The second statement is actually false, as exemplified by the reducible polynomial X^2+X, whose reverse X+1 is irreducible. The statement should mention that constant coefficients are assumed to be non-zero. People always forget about invertibles which are neither reducible nor irreducible. Also, there is no reason to restrict to polynomials over a field; with the indicated correction an integral domain (just so that divisibility is not to unusual a notion) will do. By the way, the proofs would work quite well in F[x,x^{-1}], where substitution of x^{-1} for x is an involutive automorphism.

Thank you!

I was going to take a few minutes to fix this, but on further reflection the details are more intricate than I realized. I will mark this solution “incomplete” and come back to it later today.

Thanks again!

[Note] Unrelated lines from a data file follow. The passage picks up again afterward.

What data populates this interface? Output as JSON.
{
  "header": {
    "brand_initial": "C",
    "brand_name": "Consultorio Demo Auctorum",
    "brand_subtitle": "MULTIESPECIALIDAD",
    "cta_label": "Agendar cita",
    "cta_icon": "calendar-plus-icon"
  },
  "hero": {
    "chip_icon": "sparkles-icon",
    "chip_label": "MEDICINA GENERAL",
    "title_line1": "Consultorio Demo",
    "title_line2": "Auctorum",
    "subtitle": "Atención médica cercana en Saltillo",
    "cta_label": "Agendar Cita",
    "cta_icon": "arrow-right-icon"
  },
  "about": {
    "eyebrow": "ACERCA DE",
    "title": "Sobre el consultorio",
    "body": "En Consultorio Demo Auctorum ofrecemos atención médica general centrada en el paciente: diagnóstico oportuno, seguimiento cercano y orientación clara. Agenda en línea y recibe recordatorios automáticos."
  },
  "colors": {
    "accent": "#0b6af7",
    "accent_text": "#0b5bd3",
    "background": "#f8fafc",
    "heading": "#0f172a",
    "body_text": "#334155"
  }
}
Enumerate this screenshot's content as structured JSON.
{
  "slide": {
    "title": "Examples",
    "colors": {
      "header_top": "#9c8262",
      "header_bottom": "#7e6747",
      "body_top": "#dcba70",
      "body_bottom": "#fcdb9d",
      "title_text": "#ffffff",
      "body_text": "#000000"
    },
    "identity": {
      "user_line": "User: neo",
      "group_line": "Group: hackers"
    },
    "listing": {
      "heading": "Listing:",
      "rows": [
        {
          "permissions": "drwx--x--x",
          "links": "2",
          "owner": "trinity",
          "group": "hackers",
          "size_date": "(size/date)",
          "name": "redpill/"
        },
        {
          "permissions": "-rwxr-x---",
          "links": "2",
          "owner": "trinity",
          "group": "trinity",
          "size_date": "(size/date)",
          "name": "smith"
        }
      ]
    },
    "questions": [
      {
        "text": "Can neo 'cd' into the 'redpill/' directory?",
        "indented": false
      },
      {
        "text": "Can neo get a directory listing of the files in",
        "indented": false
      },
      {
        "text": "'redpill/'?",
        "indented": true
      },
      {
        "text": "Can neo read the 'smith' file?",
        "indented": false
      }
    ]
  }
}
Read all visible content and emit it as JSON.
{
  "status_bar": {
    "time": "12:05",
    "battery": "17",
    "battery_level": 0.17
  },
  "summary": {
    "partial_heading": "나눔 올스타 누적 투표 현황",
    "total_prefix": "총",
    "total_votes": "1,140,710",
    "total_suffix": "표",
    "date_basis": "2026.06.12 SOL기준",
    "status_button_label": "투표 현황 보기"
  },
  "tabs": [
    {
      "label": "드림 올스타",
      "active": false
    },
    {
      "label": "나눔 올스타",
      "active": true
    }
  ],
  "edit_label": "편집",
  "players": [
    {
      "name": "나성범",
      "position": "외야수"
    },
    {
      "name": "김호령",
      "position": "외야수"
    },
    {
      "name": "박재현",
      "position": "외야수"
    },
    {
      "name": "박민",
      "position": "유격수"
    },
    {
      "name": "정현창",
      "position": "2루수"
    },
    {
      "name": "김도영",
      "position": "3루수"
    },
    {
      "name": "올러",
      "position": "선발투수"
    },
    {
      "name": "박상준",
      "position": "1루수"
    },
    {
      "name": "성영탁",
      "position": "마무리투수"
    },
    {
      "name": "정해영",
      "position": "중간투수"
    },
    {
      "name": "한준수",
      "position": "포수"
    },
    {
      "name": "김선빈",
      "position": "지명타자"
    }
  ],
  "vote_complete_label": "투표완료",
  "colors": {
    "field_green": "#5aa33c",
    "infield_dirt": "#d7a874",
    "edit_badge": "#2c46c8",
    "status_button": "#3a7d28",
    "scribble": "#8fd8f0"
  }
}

Okay; I think it is fixed now. The problem was that I (erroneously) assumed that a polynomial and its reverse always have the same degree, so that the square of the reversion map is the identity. This is only true on polynomials whose constant term is nonzero.